  • Business and technology consulting services.
  • Initial public offer and capital market services.
  • Corporate governance and risk advisory services.

Quick rates and dates

Corporate income tax (CIT) rates
Headline CIT rate (%)

25

Corporate income tax (CIT) due dates
CIT return due date

Within three months from the end of the financial year.

CIT final payment due date

Under the TAL 2019 (effective from 1st October 2019), the date for settling the final tax liability is within 30 days of the notice issued by the IRD. If the taxpayer does not pay tax due within 30 days of the notice, the taxpayer will be regarded as a defaulter.

CIT estimated payment due dates

Advance payments are made in quarterly instalments.

Personal income tax (PIT) rates
Headline PIT rate (%)

25

Personal income tax (PIT) due dates
PIT return due date

Within three months from the end of the income year.

PIT final payment due date

Within 30 days from the date of notice issued by the IRD.

PIT estimated payment due dates

Employment income: 7 days from the pay day;

Capital gains tax: 30 days from the transaction date;

Other income: Quarterly

Value-added tax (VAT) rates
Standard VAT rate (%)

There is no VAT in Myanmar. The indirect tax in Myanmar is commercial tax, with the general rate of 5%.

Withholding tax (WHT) rates
WHT rates (%) (Div/Int/Roy)

Resident: 0 / 0 / 10;

Non-resident: 0 / 15 / 15

Capital gains tax (CGT) rates
Corporate capital gains tax rate (%)

10% for non-oil and gas sector;

40% to 50% for oil and gas sector

Individual capital gains tax rate (%)

10

Net wealth/worth tax rates
Headline net wealth/worth tax rate (%)

NA

Inheritance and gift tax rates
Inheritance tax rate (%)

NA

Gift tax rate (%)

NA

NA stands for Not Applicable (i.e. the territory does not have the indicated tax or requirement)

NP stands for Not Provided (i.e. the information is not currently provided in this chart)
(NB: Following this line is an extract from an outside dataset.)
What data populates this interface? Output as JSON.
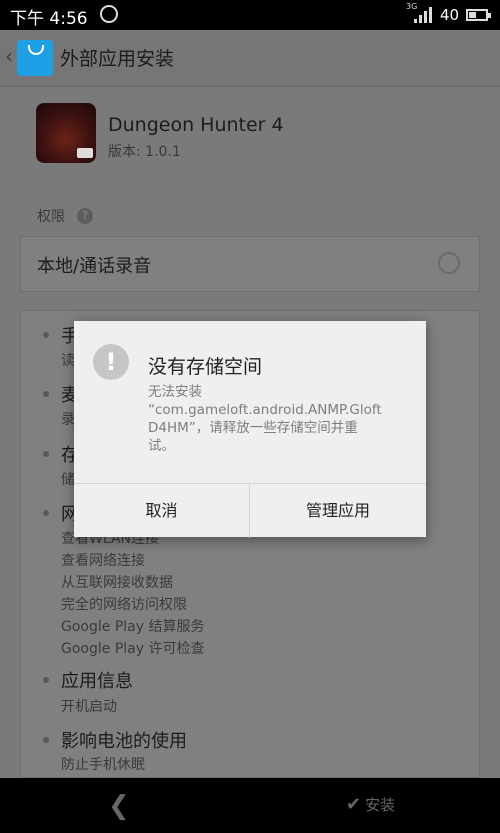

All information in this chart is up to date as of the 'Last reviewed' date on the corresponding territory Overview page. This chart has been prepared for general guidance on matters of interest only, and does not constitute professional advice. You should not act upon the information contained in this chart without obtaining specific professional advice. No representation or warranty (express or implied) is given as to the accuracy or completeness of the information contained in this chart, and, to the extent permitted by law, PwC does not accept or assume any liability, responsibility or duty of care for any consequences of you or anyone else acting, or refraining to act, in reliance on the information contained in this chart or for any decision based on it.